### Work task
Count how many lines in this material contain "date". The answer is that number alone.

### Material to process
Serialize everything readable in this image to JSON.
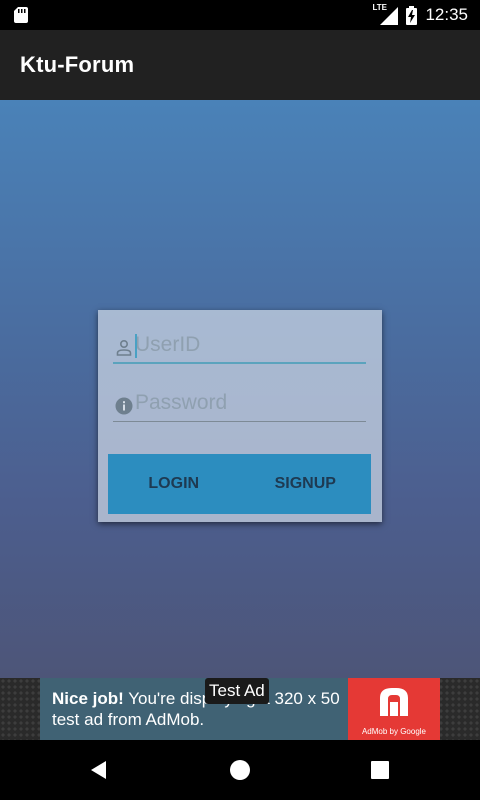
{
  "status_bar": {
    "time": "12:35",
    "network_label": "LTE",
    "icons": [
      "sd-card-icon",
      "lte-signal-icon",
      "battery-charging-icon"
    ]
  },
  "app_bar": {
    "title": "Ktu-Forum"
  },
  "login_form": {
    "userid_placeholder": "UserID",
    "password_placeholder": "Password",
    "userid_icon": "person-icon",
    "password_icon": "info-icon",
    "login_label": "LOGIN",
    "signup_label": "SIGNUP",
    "accent_color": "#2c8dbf"
  },
  "ad_banner": {
    "headline": "Nice job!",
    "body": "You're displaying a 320 x 50 test ad from AdMob.",
    "badge": "Test Ad",
    "logo_caption": "AdMob by Google",
    "logo_color": "#e53935"
  },
  "nav_bar": {
    "icons": [
      "back-icon",
      "home-icon",
      "recents-icon"
    ]
  }
}
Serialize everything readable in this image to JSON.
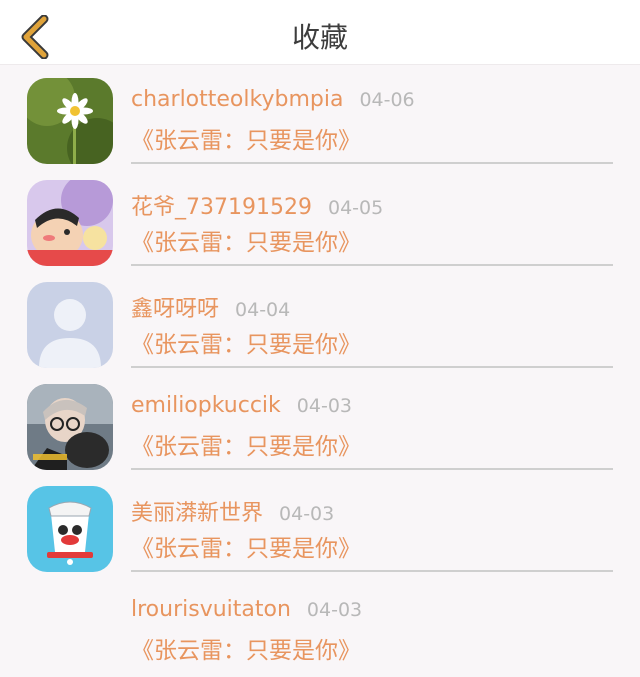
{
  "header": {
    "title": "收藏",
    "back_icon": "chevron-left-icon",
    "accent": "#e0a33a"
  },
  "items": [
    {
      "username": "charlotteolkybmpia",
      "date": "04-06",
      "content": "《张云雷：只要是你》",
      "avatar": "daisy-photo"
    },
    {
      "username": "花爷_737191529",
      "date": "04-05",
      "content": "《张云雷：只要是你》",
      "avatar": "cartoon-avatar"
    },
    {
      "username": "鑫呀呀呀",
      "date": "04-04",
      "content": "《张云雷：只要是你》",
      "avatar": "default-person"
    },
    {
      "username": "emiliopkuccik",
      "date": "04-03",
      "content": "《张云雷：只要是你》",
      "avatar": "person-photo"
    },
    {
      "username": "美丽漭新世界",
      "date": "04-03",
      "content": "《张云雷：只要是你》",
      "avatar": "monkey-cup"
    },
    {
      "username": "lrourisvuitaton",
      "date": "04-03",
      "content": "《张云雷：只要是你》",
      "avatar": "none"
    }
  ],
  "colors": {
    "name": "#e8955f",
    "date": "#b8b8b8",
    "background": "#f9f6f8"
  }
}
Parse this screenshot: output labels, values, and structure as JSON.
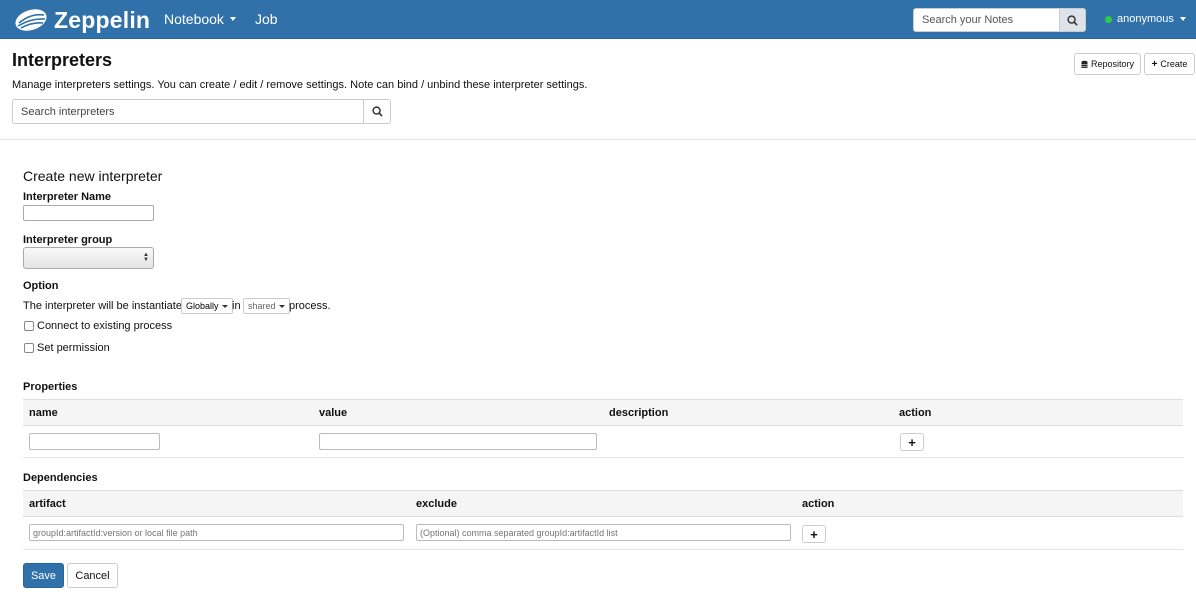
{
  "navbar": {
    "brand": "Zeppelin",
    "notebook_label": "Notebook",
    "job_label": "Job",
    "search_placeholder": "Search your Notes",
    "user": "anonymous"
  },
  "header": {
    "title": "Interpreters",
    "description": "Manage interpreters settings. You can create / edit / remove settings. Note can bind / unbind these interpreter settings.",
    "repository_label": "Repository",
    "create_label": "Create",
    "search_placeholder": "Search interpreters"
  },
  "form": {
    "section_title": "Create new interpreter",
    "name_label": "Interpreter Name",
    "group_label": "Interpreter group",
    "option_label": "Option",
    "instantiate_prefix": "The interpreter will be instantiated",
    "instantiate_mode": "Globally",
    "instantiate_in": "in",
    "process_mode": "shared",
    "instantiate_suffix": "process.",
    "connect_existing_label": "Connect to existing process",
    "set_permission_label": "Set permission"
  },
  "properties": {
    "title": "Properties",
    "columns": [
      "name",
      "value",
      "description",
      "action"
    ]
  },
  "dependencies": {
    "title": "Dependencies",
    "columns": [
      "artifact",
      "exclude",
      "action"
    ],
    "artifact_placeholder": "groupId:artifactId:version or local file path",
    "exclude_placeholder": "(Optional) comma separated groupId:artifactId list"
  },
  "actions": {
    "save_label": "Save",
    "cancel_label": "Cancel"
  },
  "colors": {
    "navbar": "#3071a9",
    "primary": "#3071a9",
    "status_online": "#2ecc40"
  }
}
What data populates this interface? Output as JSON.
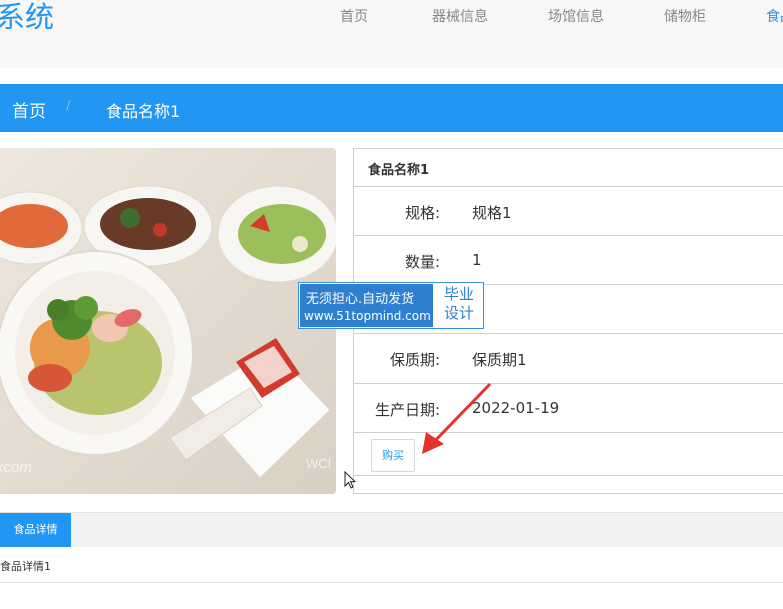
{
  "header": {
    "logo": "系统",
    "nav": [
      {
        "label": "首页"
      },
      {
        "label": "器械信息"
      },
      {
        "label": "场馆信息"
      },
      {
        "label": "储物柜"
      },
      {
        "label": "食品"
      }
    ]
  },
  "breadcrumb": {
    "home": "首页",
    "separator": "/",
    "current": "食品名称1"
  },
  "product": {
    "title": "食品名称1",
    "fields": [
      {
        "label": "规格:",
        "value": "规格1"
      },
      {
        "label": "数量:",
        "value": "1"
      },
      {
        "label": "",
        "value": ""
      },
      {
        "label": "保质期:",
        "value": "保质期1"
      },
      {
        "label": "生产日期:",
        "value": "2022-01-19"
      }
    ],
    "buy_label": "购买"
  },
  "watermark": {
    "line1": "无须担心.自动发货",
    "line2": "www.51topmind.com",
    "right_line1": "毕业",
    "right_line2": "设计"
  },
  "photo_watermarks": {
    "left": "xcom",
    "right": "WCI"
  },
  "tabs": {
    "active": "食品详情"
  },
  "detail": {
    "text": "食品详情1"
  },
  "colors": {
    "accent": "#2196f3",
    "header_bg": "#f7f7f7",
    "watermark_blue": "#2f7fd0"
  }
}
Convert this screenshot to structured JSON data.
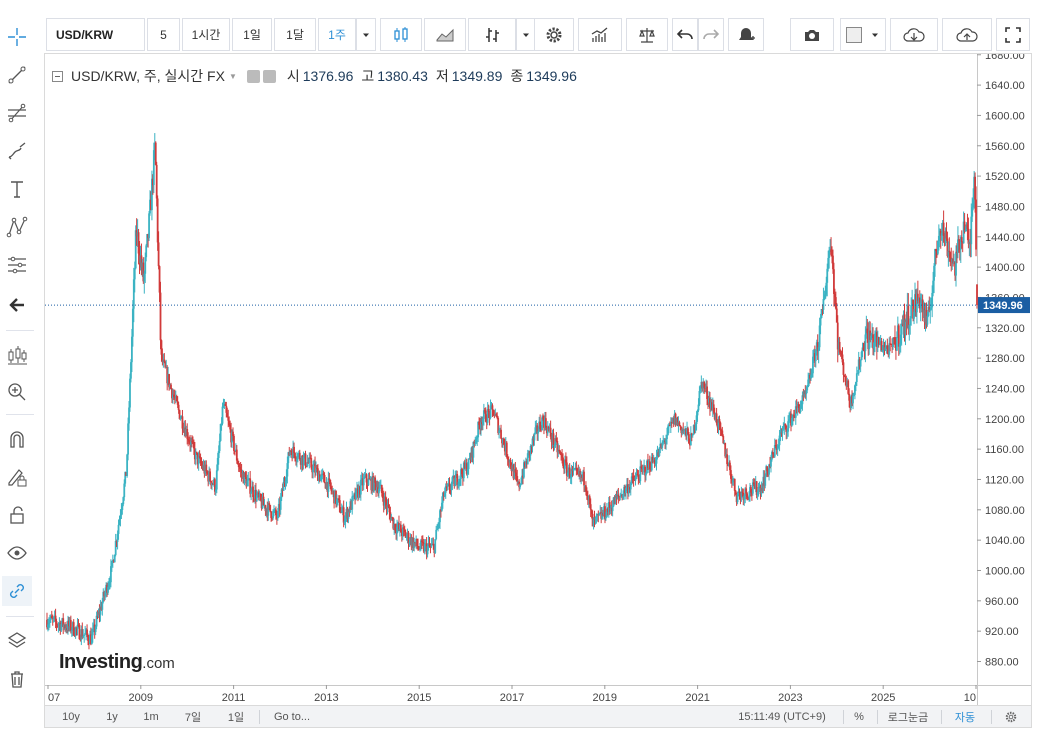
{
  "toolbar": {
    "symbol": "USD/KRW",
    "intervals": [
      "5",
      "1시간",
      "1일",
      "1달",
      "1주"
    ],
    "active_interval": "1주"
  },
  "legend": {
    "title": "USD/KRW, 주, 실시간 FX",
    "open_label": "시",
    "open": "1376.96",
    "high_label": "고",
    "high": "1380.43",
    "low_label": "저",
    "low": "1349.89",
    "close_label": "종",
    "close": "1349.96"
  },
  "watermark": {
    "brand": "Investing",
    "domain": ".com"
  },
  "bottom_bar": {
    "ranges": [
      "10y",
      "1y",
      "1m",
      "7일",
      "1일"
    ],
    "goto": "Go to...",
    "clock": "15:11:49 (UTC+9)",
    "percent": "%",
    "log_scale": "로그눈금",
    "auto": "자동"
  },
  "colors": {
    "up": "#3bb3c3",
    "down": "#d13a3a",
    "price_line": "#1b5ea3",
    "price_tag_bg": "#1b5ea3",
    "accent": "#2d8fd5"
  },
  "icons": [
    "crosshair-icon",
    "trend-line-icon",
    "fib-icon",
    "brush-icon",
    "text-icon",
    "pattern-icon",
    "measure-icon",
    "back-arrow-icon",
    "zoom-icon",
    "magnet-icon",
    "lock-pencil-icon",
    "lock-icon",
    "eye-icon",
    "link-icon",
    "layers-icon",
    "trash-icon",
    "candles-icon",
    "area-icon",
    "bars-icon",
    "gear-icon",
    "indicators-icon",
    "scale-icon",
    "undo-icon",
    "redo-icon",
    "alert-icon",
    "camera-icon",
    "cloud-download-icon",
    "cloud-upload-icon",
    "fullscreen-icon"
  ],
  "chart_data": {
    "type": "candlestick",
    "symbol": "USD/KRW",
    "timeframe": "weekly",
    "title": "USD/KRW, 주, 실시간 FX",
    "x_ticks": [
      "07",
      "2009",
      "2011",
      "2013",
      "2015",
      "2017",
      "2019",
      "2021",
      "2023",
      "2025",
      "10"
    ],
    "x_range": [
      2007.0,
      2025.75
    ],
    "y_range": [
      849,
      1681
    ],
    "y_ticks": [
      "1680.00",
      "1640.00",
      "1600.00",
      "1560.00",
      "1520.00",
      "1480.00",
      "1440.00",
      "1400.00",
      "1360.00",
      "1320.00",
      "1280.00",
      "1240.00",
      "1200.00",
      "1160.00",
      "1120.00",
      "1080.00",
      "1040.00",
      "1000.00",
      "960.00",
      "920.00",
      "880.00"
    ],
    "last_price": "1349.96",
    "grid": false,
    "series": [
      {
        "name": "USD/KRW",
        "x": [
          2007.0,
          2007.5,
          2007.9,
          2008.3,
          2008.6,
          2008.8,
          2008.95,
          2009.05,
          2009.18,
          2009.3,
          2009.6,
          2010.0,
          2010.4,
          2010.55,
          2010.9,
          2011.3,
          2011.65,
          2011.9,
          2012.3,
          2012.7,
          2013.0,
          2013.4,
          2013.7,
          2014.0,
          2014.5,
          2014.8,
          2015.0,
          2015.5,
          2015.75,
          2016.0,
          2016.3,
          2016.5,
          2016.85,
          2017.0,
          2017.5,
          2017.85,
          2018.0,
          2018.3,
          2018.7,
          2019.0,
          2019.3,
          2019.65,
          2020.0,
          2020.2,
          2020.5,
          2020.9,
          2021.4,
          2021.8,
          2022.3,
          2022.6,
          2022.8,
          2022.95,
          2023.2,
          2023.5,
          2023.75,
          2024.0,
          2024.4,
          2024.6,
          2024.75,
          2025.0,
          2025.3,
          2025.5,
          2025.6,
          2025.7,
          2025.75
        ],
        "close": [
          935,
          925,
          910,
          1000,
          1130,
          1450,
          1380,
          1450,
          1560,
          1280,
          1220,
          1150,
          1110,
          1220,
          1130,
          1090,
          1070,
          1160,
          1140,
          1110,
          1070,
          1120,
          1110,
          1060,
          1030,
          1030,
          1100,
          1140,
          1200,
          1210,
          1150,
          1110,
          1180,
          1200,
          1130,
          1120,
          1060,
          1080,
          1110,
          1130,
          1150,
          1200,
          1170,
          1250,
          1200,
          1100,
          1110,
          1180,
          1230,
          1320,
          1440,
          1300,
          1220,
          1310,
          1300,
          1290,
          1340,
          1360,
          1320,
          1460,
          1400,
          1460,
          1420,
          1540,
          1350
        ]
      }
    ]
  }
}
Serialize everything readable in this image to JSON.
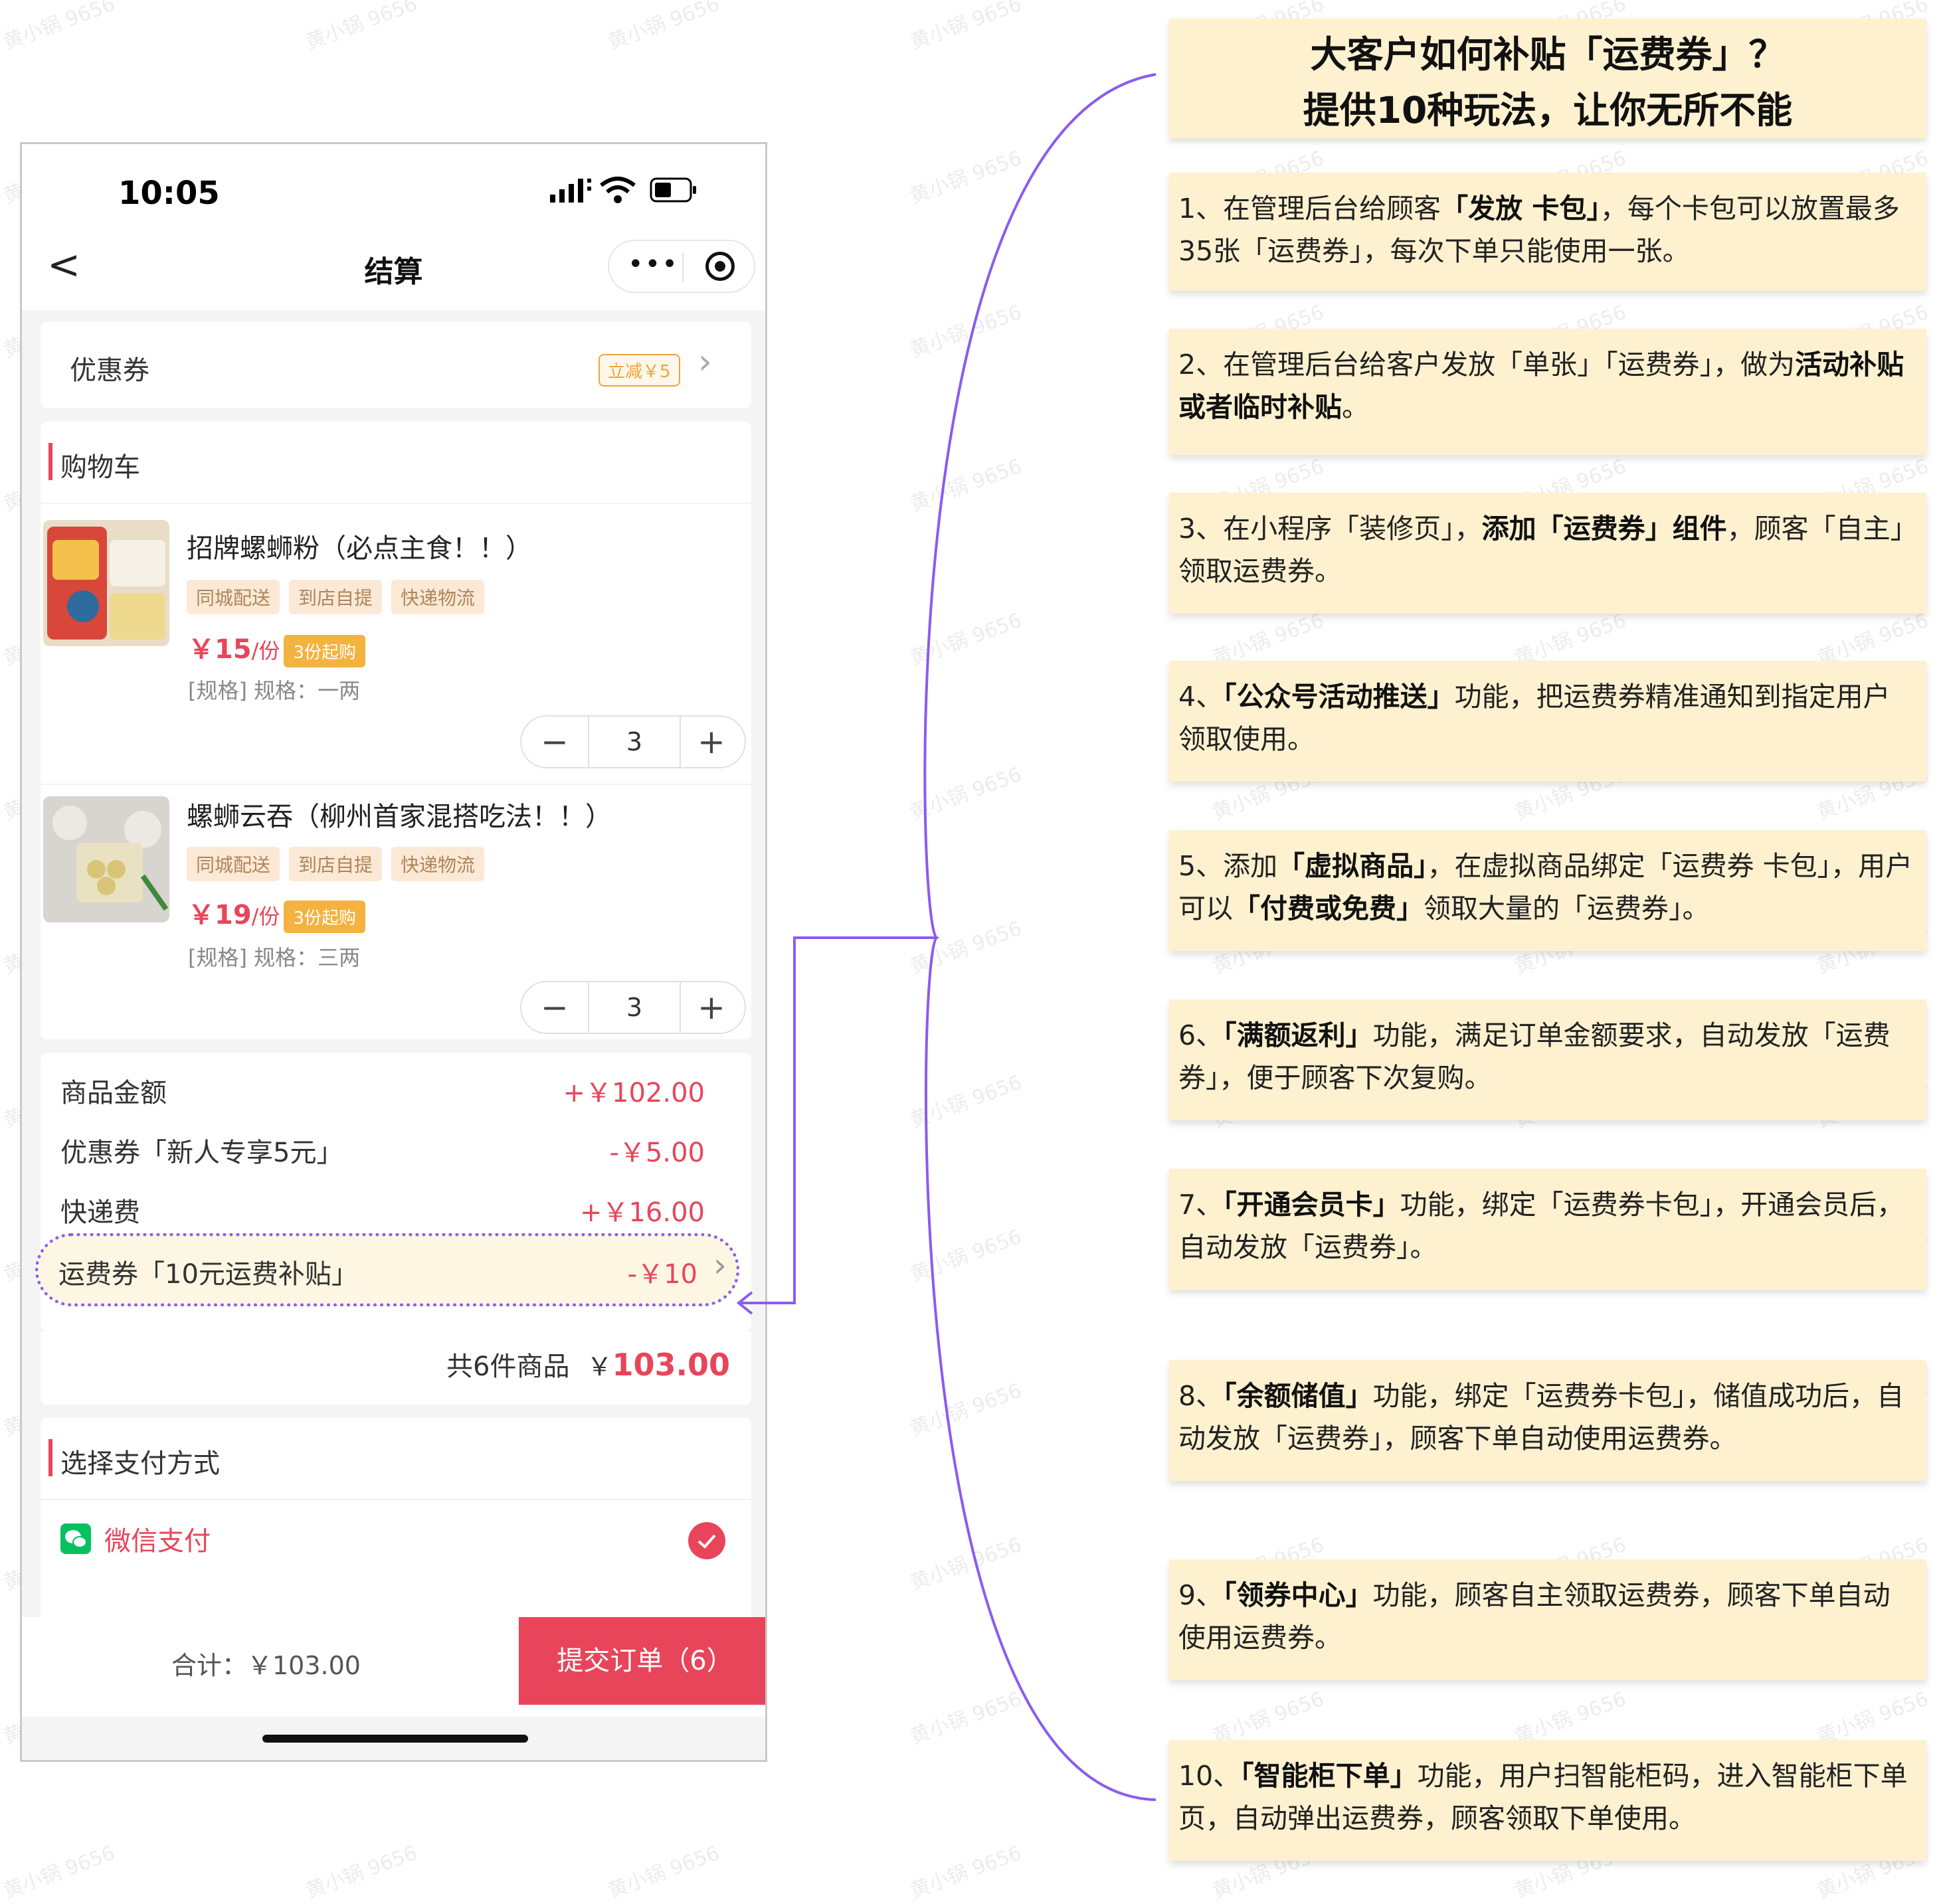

### Task solution
7